By Thomas Escritt and James Macharia
AMSTERDAM/NAIROBI (Reuters) – The International Criminal Court (ICC) on Thursday cleared the way for the trial of four Kenyans accused of being behind the violence which erupted after elections in December 2007.
Uhuru Kenyatta, Kenya’s former finance minister and presidential hopeful and three others, have denied the charges and claimed the court did not have the right to try them.
The four must now stand trial over accusations of being behind the violence that killed at least 1,220 people. There was no immediate reaction from the accused or their lawyers.
Analysts said the decision will be a test to the Kenyan government on whether it will cooperate with the war crimes court, and will also impact on the upcoming polls in a country where a political elite has long been considered above the law.
“It was inevitable … Now it’s down to the government to behave with decorum and common sense and not play fast and loose with the national interest.

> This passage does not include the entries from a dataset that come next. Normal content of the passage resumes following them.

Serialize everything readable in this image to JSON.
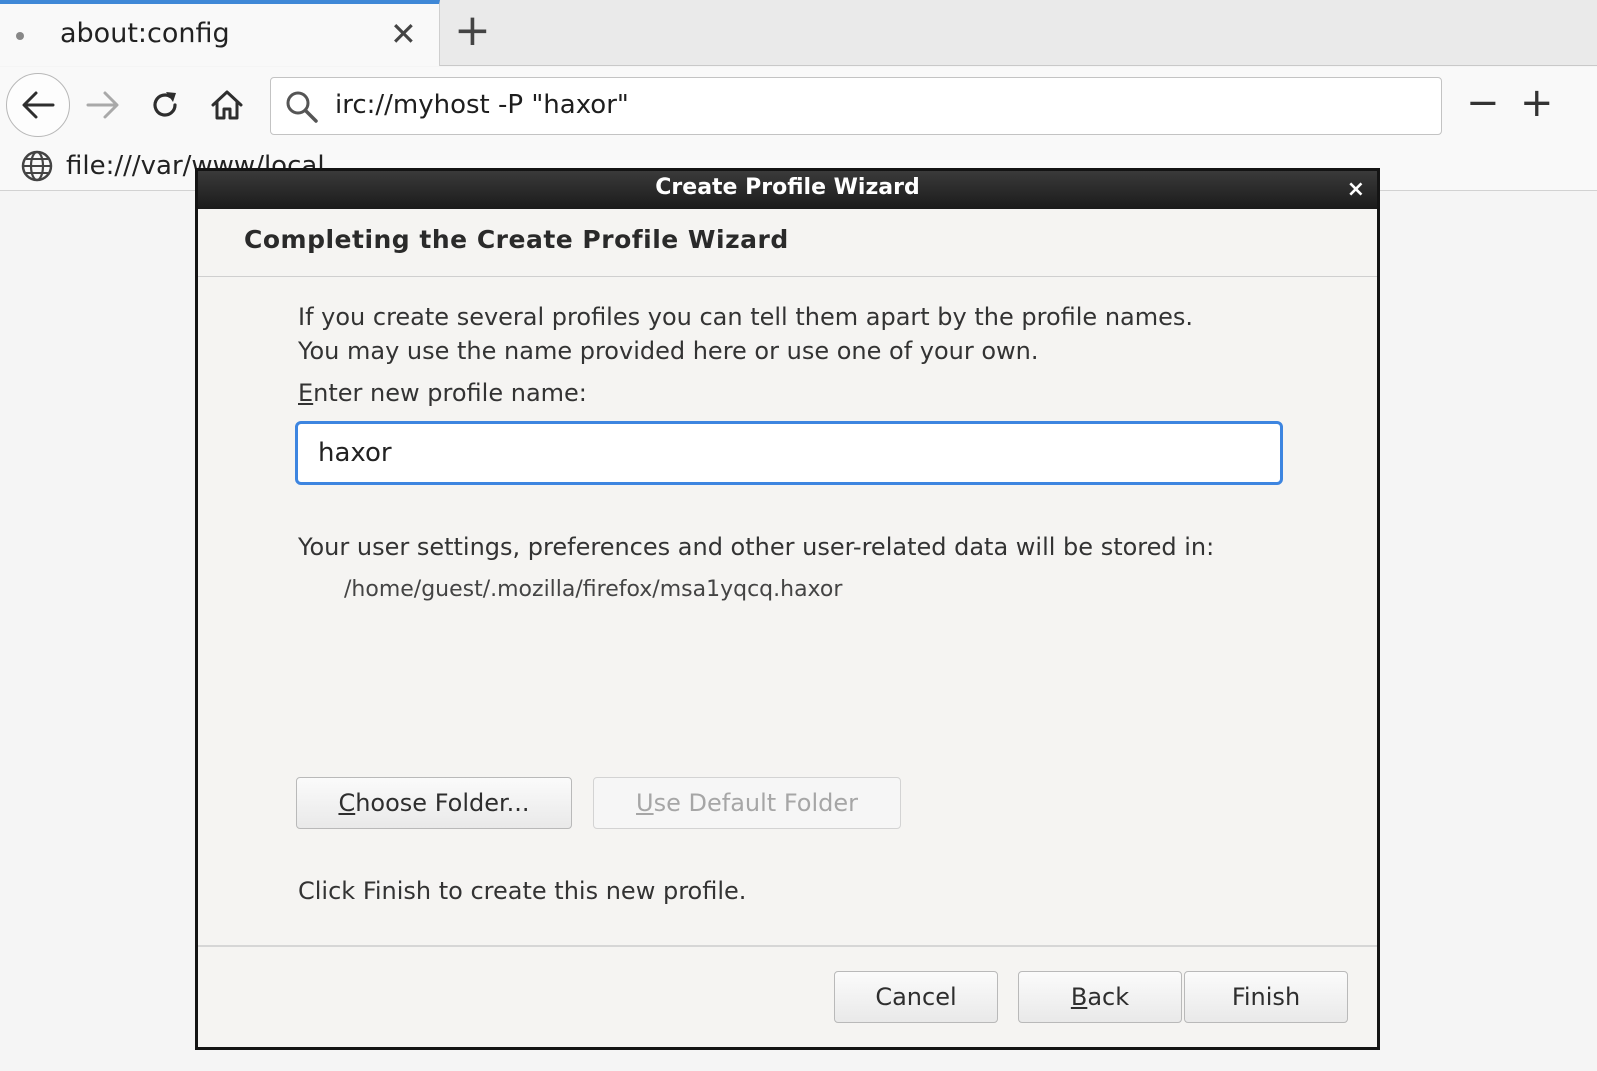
{
  "browser": {
    "tab": {
      "title": "about:config",
      "close_glyph": "✕"
    },
    "new_tab_glyph": "+",
    "url": "irc://myhost -P \"haxor\"",
    "zoom_out_glyph": "−",
    "zoom_in_glyph": "+",
    "bookmark": {
      "label": "file:///var/www/local",
      "icon": "globe-icon"
    },
    "icons": [
      "back-arrow-icon",
      "forward-arrow-icon",
      "reload-icon",
      "home-icon",
      "search-icon"
    ]
  },
  "dialog": {
    "title": "Create Profile Wizard",
    "close_glyph": "×",
    "heading": "Completing the Create Profile Wizard",
    "description_line1": "If you create several profiles you can tell them apart by the profile names.",
    "description_line2": "You may use the name provided here or use one of your own.",
    "name_label_accel": "E",
    "name_label_rest": "nter new profile name:",
    "profile_name": "haxor",
    "store_label": "Your user settings, preferences and other user-related data will be stored in:",
    "store_path": "/home/guest/.mozilla/firefox/msa1yqcq.haxor",
    "choose_folder_accel": "C",
    "choose_folder_rest": "hoose Folder...",
    "default_folder_accel": "U",
    "default_folder_rest": "se Default Folder",
    "finish_hint": "Click Finish to create this new profile.",
    "cancel_label": "Cancel",
    "back_accel": "B",
    "back_rest": "ack",
    "finish_label": "Finish"
  },
  "colors": {
    "accent": "#3d85e0",
    "tab_indicator": "#3f88d7",
    "titlebar": "#1b1b1b"
  }
}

It is our government’s reaction which is key now,” independent analyst Aly Khan Satchu said.
“One part of the government has been on a wild goose chase for eternity (to block the Hague trials), why should they stop now?”
Kenya insists it will cooperate with the ICC, and the suspects have said they will comply with the court, but the government is critical of the war crimes court and supportive of the Sudanese president who has avoided an ICC arrest warrant.
Kenyatta and William Ruto, the former higher education minister, are charged with directing mob violence that sent east Africa’s biggest economy to the brink of civil war. Read more…